*** Opening of SUPPLIED INFORMATION ***
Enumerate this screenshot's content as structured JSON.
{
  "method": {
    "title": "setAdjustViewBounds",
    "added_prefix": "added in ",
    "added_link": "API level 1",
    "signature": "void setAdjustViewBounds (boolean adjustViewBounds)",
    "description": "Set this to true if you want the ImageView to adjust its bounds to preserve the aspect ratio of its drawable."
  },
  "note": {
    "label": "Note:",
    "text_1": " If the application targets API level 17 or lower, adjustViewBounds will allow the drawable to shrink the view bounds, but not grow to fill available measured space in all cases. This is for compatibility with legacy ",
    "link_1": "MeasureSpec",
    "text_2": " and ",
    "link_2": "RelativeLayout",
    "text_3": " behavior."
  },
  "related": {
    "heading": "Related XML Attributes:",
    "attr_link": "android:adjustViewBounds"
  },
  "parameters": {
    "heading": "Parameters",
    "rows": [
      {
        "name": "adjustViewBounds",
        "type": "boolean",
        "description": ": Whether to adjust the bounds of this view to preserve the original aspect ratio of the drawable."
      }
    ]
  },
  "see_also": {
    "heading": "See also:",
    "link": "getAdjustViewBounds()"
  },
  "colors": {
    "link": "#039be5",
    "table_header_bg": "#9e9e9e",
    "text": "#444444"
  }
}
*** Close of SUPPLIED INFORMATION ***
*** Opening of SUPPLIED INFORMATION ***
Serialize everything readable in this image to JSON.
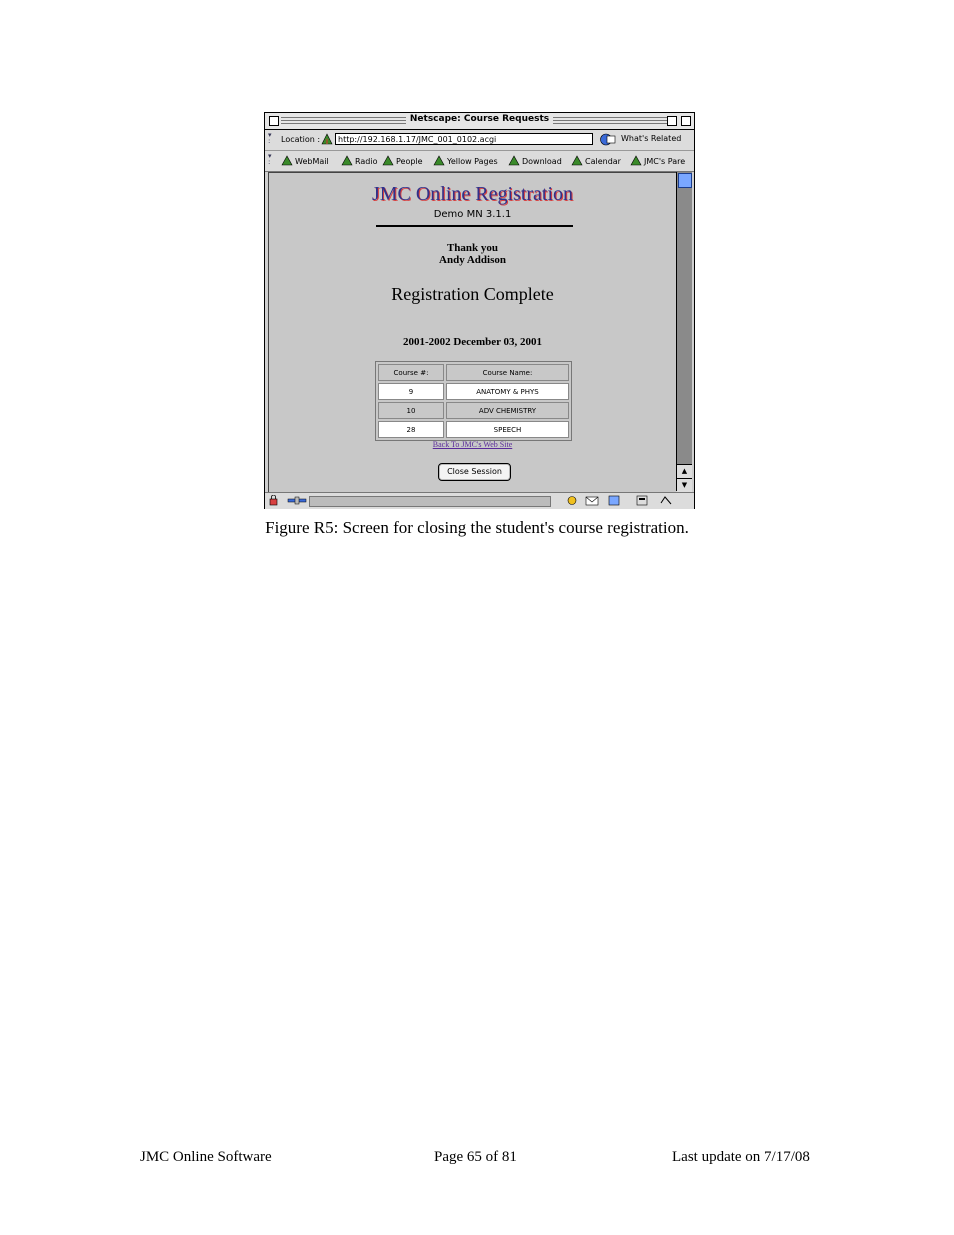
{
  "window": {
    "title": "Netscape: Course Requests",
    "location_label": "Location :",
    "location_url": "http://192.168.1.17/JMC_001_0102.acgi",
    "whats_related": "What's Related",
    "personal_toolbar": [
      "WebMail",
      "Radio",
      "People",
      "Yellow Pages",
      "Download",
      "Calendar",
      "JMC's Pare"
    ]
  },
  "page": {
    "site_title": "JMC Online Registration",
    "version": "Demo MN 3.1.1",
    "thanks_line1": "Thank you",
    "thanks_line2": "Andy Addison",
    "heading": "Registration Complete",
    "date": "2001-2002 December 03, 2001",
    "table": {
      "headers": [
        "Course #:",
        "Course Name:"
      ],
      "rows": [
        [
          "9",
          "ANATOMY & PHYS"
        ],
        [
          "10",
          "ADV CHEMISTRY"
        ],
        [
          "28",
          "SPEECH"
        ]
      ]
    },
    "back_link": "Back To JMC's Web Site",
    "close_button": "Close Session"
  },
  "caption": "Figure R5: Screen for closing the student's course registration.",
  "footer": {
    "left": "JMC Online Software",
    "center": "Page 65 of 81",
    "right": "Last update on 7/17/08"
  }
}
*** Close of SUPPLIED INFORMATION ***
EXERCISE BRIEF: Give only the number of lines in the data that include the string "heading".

RESPONSE TO THE EXERCISE: 4